= Beginning of Section =

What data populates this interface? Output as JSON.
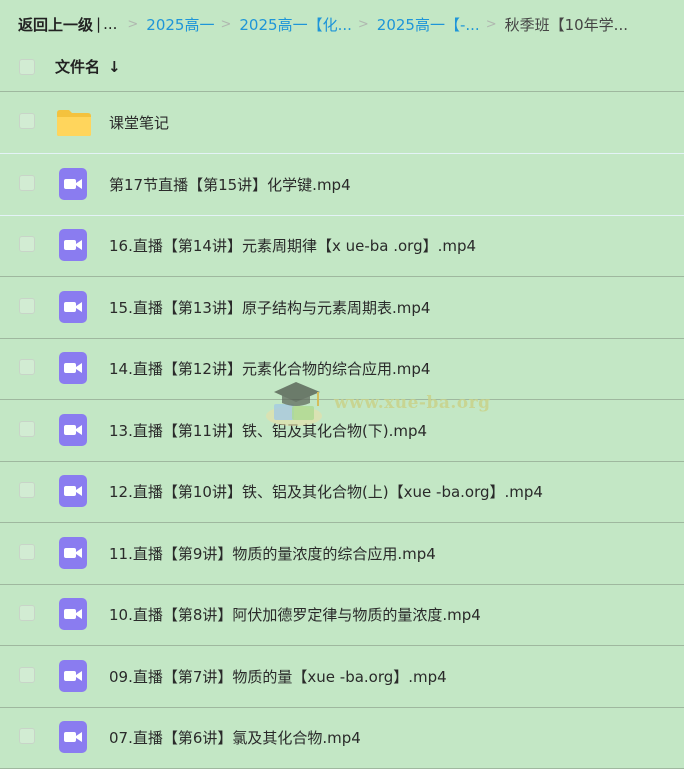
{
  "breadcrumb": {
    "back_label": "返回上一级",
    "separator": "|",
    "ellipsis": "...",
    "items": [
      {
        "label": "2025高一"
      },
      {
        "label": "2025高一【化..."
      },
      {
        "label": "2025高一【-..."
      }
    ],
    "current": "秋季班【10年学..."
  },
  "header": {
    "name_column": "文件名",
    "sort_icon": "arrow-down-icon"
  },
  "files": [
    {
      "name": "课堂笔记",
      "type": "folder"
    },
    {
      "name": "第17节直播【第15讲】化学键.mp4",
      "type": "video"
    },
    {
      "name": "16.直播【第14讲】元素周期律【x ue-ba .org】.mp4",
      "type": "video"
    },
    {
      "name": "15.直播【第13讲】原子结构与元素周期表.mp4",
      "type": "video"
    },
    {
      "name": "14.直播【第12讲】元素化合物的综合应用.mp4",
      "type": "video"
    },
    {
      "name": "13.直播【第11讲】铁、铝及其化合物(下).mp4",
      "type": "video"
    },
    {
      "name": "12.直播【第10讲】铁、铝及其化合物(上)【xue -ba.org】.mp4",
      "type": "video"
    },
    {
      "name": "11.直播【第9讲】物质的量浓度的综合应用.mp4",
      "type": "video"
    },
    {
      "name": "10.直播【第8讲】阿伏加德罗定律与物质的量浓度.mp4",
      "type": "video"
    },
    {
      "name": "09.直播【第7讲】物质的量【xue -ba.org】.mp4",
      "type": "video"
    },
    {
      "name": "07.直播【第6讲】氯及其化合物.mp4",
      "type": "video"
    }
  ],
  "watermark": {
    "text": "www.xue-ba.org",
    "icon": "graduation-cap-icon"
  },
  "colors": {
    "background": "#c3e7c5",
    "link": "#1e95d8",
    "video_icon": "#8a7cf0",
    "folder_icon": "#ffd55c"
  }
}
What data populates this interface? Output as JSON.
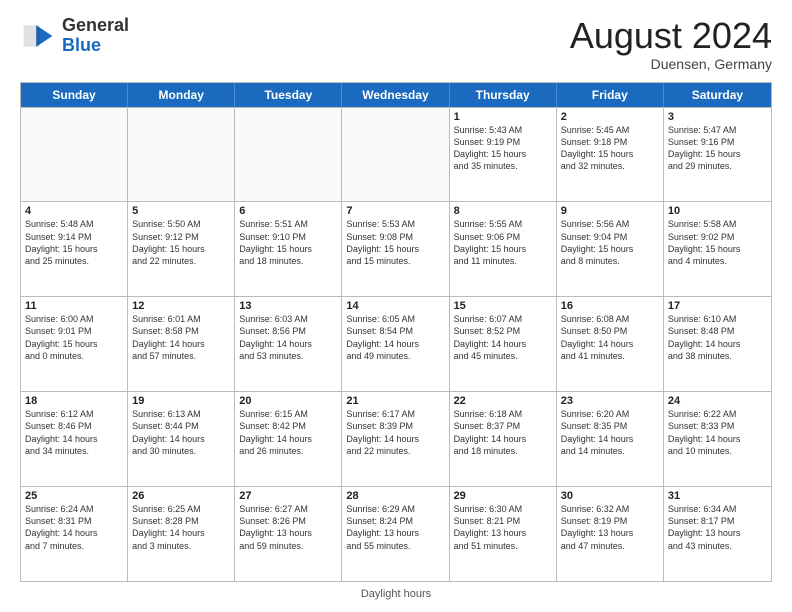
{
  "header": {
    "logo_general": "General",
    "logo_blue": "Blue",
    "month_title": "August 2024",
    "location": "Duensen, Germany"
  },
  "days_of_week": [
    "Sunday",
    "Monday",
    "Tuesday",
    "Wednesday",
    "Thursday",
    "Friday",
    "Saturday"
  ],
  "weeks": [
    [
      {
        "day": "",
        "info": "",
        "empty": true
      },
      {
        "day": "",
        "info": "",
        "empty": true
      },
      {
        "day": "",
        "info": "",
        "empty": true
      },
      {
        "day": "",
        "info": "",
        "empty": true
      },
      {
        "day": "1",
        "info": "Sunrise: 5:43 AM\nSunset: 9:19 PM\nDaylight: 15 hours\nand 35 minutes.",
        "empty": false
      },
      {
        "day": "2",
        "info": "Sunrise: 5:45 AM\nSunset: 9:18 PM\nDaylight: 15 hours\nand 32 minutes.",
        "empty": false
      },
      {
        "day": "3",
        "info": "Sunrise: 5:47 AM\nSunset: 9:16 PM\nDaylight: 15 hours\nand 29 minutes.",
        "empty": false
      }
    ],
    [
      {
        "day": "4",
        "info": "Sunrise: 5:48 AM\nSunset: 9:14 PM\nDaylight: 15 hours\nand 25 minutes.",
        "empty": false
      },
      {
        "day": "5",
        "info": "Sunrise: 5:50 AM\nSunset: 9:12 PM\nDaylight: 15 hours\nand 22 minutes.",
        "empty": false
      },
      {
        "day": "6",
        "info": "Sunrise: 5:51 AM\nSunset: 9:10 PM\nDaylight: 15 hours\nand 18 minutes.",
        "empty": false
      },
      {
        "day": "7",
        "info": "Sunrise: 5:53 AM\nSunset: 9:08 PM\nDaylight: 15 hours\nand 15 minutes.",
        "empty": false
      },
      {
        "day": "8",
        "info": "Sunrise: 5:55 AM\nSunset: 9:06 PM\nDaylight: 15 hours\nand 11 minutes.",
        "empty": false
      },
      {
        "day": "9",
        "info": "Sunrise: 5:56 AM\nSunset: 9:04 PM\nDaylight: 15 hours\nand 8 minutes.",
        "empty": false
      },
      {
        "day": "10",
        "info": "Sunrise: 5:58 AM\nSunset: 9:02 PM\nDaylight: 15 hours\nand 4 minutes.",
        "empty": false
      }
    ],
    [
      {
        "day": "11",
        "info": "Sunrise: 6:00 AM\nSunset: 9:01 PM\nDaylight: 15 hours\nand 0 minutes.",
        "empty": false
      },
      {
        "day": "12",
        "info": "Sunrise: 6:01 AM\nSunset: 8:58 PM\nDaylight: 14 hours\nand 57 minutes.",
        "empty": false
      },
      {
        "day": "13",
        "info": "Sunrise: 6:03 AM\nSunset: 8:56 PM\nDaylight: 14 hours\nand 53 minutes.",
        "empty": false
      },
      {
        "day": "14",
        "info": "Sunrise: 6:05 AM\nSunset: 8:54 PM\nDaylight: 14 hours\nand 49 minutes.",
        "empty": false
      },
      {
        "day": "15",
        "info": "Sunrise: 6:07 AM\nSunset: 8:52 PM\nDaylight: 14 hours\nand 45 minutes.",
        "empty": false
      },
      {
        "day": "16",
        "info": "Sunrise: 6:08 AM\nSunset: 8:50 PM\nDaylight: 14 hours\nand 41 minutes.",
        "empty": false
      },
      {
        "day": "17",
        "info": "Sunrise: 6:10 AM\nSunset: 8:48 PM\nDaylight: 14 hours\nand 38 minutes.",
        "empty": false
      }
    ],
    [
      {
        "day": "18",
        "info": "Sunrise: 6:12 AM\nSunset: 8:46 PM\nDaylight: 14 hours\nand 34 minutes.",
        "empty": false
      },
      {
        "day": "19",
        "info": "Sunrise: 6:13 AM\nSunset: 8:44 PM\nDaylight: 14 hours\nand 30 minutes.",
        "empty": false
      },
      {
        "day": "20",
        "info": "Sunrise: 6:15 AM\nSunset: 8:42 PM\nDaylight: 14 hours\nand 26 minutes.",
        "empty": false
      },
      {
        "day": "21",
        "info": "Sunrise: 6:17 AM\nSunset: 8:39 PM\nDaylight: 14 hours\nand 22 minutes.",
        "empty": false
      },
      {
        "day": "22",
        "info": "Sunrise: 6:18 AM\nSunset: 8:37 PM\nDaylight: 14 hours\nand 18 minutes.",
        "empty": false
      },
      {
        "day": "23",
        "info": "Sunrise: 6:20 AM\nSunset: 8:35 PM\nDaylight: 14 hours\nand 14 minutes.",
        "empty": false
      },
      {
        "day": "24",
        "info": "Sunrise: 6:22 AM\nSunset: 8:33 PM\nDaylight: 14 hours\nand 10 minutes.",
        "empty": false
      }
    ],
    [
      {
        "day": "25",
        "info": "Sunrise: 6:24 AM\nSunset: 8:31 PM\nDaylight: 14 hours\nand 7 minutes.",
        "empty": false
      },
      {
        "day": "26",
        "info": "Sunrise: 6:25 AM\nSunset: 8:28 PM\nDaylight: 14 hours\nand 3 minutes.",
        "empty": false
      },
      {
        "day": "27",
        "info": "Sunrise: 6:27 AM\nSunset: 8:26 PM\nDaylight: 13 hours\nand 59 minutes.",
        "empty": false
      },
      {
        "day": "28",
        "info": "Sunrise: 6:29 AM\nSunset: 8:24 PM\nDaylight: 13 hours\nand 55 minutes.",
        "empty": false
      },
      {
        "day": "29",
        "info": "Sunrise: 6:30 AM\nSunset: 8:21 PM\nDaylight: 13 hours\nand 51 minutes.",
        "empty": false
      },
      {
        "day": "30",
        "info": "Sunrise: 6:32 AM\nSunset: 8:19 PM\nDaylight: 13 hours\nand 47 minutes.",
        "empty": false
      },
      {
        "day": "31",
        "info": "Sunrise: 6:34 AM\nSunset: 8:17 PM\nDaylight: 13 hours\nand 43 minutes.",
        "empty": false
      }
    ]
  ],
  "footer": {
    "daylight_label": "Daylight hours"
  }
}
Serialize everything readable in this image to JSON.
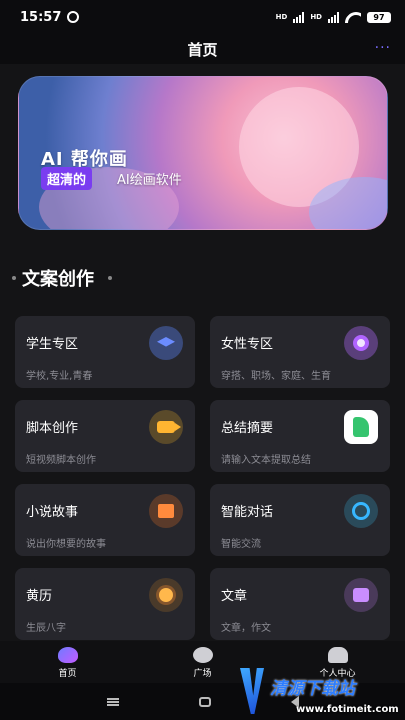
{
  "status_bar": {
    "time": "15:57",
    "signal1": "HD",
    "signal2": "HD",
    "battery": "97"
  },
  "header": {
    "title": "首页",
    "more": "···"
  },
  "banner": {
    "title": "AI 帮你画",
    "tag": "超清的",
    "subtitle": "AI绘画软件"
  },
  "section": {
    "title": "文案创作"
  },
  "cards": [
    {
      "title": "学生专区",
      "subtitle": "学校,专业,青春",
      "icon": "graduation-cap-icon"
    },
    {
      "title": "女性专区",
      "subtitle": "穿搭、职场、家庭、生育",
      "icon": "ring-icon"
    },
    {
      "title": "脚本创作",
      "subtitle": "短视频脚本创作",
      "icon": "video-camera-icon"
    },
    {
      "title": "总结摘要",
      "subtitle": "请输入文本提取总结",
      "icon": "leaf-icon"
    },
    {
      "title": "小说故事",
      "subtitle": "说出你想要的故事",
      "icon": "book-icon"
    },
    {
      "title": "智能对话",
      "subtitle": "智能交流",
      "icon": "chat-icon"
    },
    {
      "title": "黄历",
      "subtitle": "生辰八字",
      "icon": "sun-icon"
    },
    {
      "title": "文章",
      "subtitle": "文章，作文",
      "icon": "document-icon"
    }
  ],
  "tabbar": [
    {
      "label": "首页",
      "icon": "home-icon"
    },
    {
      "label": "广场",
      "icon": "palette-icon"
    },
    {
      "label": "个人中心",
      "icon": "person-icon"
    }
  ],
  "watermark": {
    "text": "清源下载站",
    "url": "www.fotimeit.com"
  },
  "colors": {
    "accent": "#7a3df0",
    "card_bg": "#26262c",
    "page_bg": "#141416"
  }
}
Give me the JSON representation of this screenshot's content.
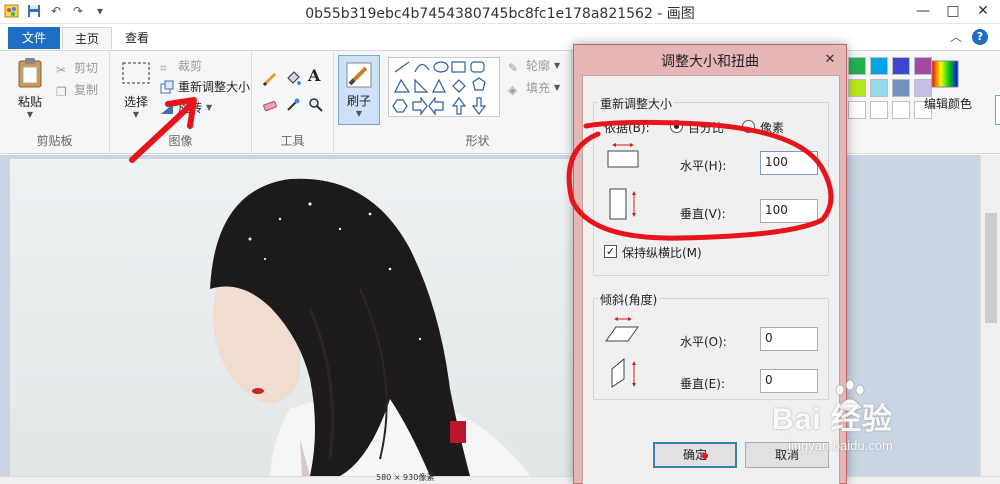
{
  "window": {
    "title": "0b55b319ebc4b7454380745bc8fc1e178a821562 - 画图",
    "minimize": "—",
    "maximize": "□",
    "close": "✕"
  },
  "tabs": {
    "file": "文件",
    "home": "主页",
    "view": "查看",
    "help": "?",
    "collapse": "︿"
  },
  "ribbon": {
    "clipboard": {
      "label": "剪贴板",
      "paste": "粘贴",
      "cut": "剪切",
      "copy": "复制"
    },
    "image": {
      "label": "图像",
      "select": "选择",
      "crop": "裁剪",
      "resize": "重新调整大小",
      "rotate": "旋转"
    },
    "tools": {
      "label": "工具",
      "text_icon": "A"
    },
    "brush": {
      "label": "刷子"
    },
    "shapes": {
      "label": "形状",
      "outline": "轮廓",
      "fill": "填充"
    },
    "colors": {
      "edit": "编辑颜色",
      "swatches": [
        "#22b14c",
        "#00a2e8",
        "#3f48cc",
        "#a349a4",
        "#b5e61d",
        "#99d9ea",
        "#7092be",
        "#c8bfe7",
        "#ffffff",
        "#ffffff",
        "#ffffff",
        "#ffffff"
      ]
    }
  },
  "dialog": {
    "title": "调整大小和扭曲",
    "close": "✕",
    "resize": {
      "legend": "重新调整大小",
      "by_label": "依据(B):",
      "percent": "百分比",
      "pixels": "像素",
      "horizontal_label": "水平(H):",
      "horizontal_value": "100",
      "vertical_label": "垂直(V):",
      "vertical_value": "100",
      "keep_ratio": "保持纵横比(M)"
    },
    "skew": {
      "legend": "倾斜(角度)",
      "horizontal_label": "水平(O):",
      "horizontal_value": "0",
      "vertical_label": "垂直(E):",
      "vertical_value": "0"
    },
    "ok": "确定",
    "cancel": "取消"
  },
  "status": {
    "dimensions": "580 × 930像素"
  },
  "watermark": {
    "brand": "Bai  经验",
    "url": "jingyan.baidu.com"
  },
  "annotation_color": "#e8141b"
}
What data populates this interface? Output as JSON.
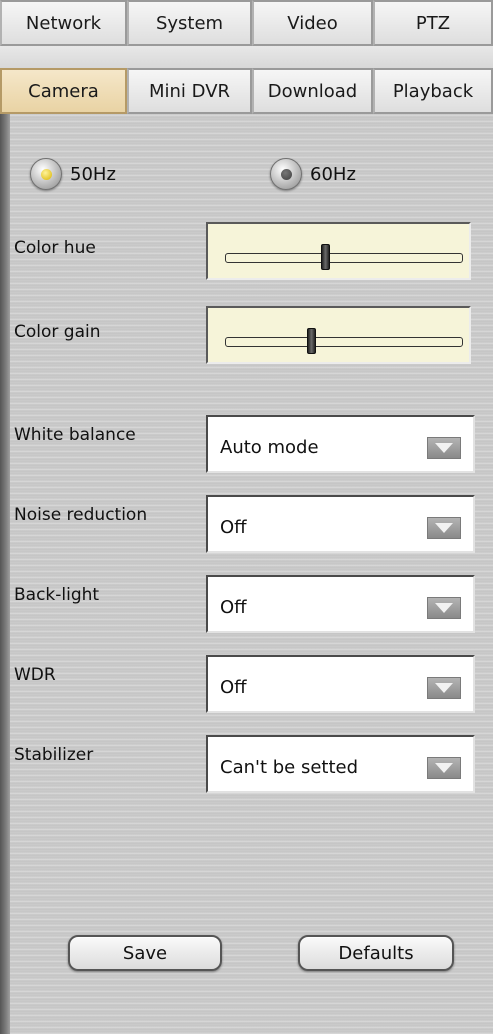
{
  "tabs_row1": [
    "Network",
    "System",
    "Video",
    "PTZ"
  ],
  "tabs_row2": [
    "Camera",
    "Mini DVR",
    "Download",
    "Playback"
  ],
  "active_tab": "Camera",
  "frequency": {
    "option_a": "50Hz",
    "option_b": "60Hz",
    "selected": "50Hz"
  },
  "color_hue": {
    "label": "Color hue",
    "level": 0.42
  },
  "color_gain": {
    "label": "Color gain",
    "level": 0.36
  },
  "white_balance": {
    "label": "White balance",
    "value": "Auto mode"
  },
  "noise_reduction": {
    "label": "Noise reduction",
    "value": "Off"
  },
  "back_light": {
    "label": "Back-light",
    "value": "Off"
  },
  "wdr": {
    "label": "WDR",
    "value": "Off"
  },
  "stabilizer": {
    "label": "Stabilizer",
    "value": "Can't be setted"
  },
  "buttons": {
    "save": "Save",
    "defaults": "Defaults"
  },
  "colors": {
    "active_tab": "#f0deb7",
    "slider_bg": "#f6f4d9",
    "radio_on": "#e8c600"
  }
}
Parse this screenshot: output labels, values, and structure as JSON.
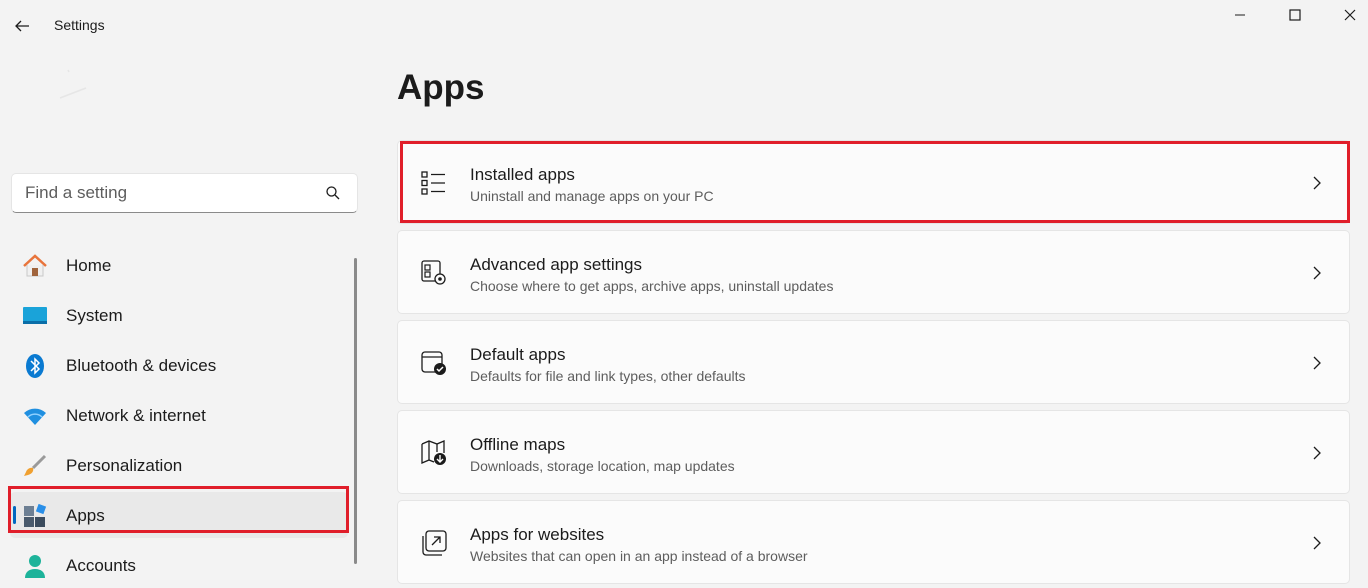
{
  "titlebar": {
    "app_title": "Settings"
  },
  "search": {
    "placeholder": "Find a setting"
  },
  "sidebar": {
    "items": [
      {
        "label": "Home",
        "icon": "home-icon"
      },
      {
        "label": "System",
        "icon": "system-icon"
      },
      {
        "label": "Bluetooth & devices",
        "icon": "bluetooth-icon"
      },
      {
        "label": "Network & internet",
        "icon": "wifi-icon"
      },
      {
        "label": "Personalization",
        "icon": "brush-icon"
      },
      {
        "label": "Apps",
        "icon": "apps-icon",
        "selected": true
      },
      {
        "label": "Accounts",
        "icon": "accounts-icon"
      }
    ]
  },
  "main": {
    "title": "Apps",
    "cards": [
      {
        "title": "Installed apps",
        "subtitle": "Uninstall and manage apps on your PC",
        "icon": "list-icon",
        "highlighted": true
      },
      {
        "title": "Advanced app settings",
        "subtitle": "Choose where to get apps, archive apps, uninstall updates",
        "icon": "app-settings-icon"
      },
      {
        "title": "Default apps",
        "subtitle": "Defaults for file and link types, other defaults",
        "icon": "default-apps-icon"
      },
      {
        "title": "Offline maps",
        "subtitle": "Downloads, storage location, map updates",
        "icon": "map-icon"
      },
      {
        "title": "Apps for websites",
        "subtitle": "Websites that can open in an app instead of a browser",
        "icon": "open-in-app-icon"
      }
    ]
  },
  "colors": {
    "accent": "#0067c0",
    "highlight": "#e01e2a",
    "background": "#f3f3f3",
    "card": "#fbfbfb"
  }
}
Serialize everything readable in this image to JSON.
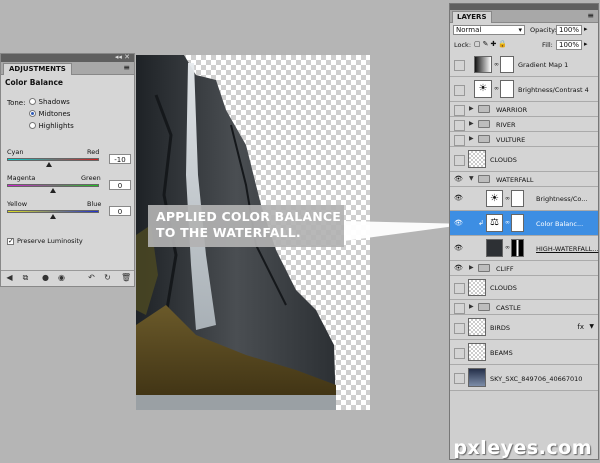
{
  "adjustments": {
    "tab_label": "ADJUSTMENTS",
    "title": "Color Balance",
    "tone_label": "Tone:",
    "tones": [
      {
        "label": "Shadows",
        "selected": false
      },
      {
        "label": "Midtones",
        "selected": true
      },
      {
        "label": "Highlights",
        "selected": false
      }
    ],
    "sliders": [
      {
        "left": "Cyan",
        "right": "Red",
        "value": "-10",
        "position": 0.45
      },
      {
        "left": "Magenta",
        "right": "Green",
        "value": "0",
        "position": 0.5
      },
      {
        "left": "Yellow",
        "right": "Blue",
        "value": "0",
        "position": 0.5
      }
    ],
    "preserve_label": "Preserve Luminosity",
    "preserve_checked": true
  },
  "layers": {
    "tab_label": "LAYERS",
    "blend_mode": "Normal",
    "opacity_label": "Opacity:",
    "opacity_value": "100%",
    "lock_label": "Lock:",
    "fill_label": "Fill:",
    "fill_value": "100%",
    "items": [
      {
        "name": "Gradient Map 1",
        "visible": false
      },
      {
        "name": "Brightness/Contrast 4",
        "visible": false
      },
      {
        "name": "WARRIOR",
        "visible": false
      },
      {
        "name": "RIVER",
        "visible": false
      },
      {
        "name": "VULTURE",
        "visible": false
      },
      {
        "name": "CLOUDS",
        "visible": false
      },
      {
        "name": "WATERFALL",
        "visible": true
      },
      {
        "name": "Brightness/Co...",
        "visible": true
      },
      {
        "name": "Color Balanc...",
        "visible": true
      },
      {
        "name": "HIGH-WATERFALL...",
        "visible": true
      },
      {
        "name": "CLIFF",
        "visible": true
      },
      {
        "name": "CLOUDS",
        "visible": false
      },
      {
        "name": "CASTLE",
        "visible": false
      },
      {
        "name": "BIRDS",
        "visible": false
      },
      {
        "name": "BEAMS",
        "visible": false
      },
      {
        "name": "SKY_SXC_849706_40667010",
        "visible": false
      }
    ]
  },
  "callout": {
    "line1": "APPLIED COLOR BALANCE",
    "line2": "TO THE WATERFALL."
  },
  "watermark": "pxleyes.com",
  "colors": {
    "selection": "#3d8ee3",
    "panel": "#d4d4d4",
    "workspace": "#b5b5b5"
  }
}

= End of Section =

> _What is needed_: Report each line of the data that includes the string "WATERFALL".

> _Response area_:
        "name": "WATERFALL",
        "name": "HIGH-WATERFALL...",
    "line2": "TO THE WATERFALL."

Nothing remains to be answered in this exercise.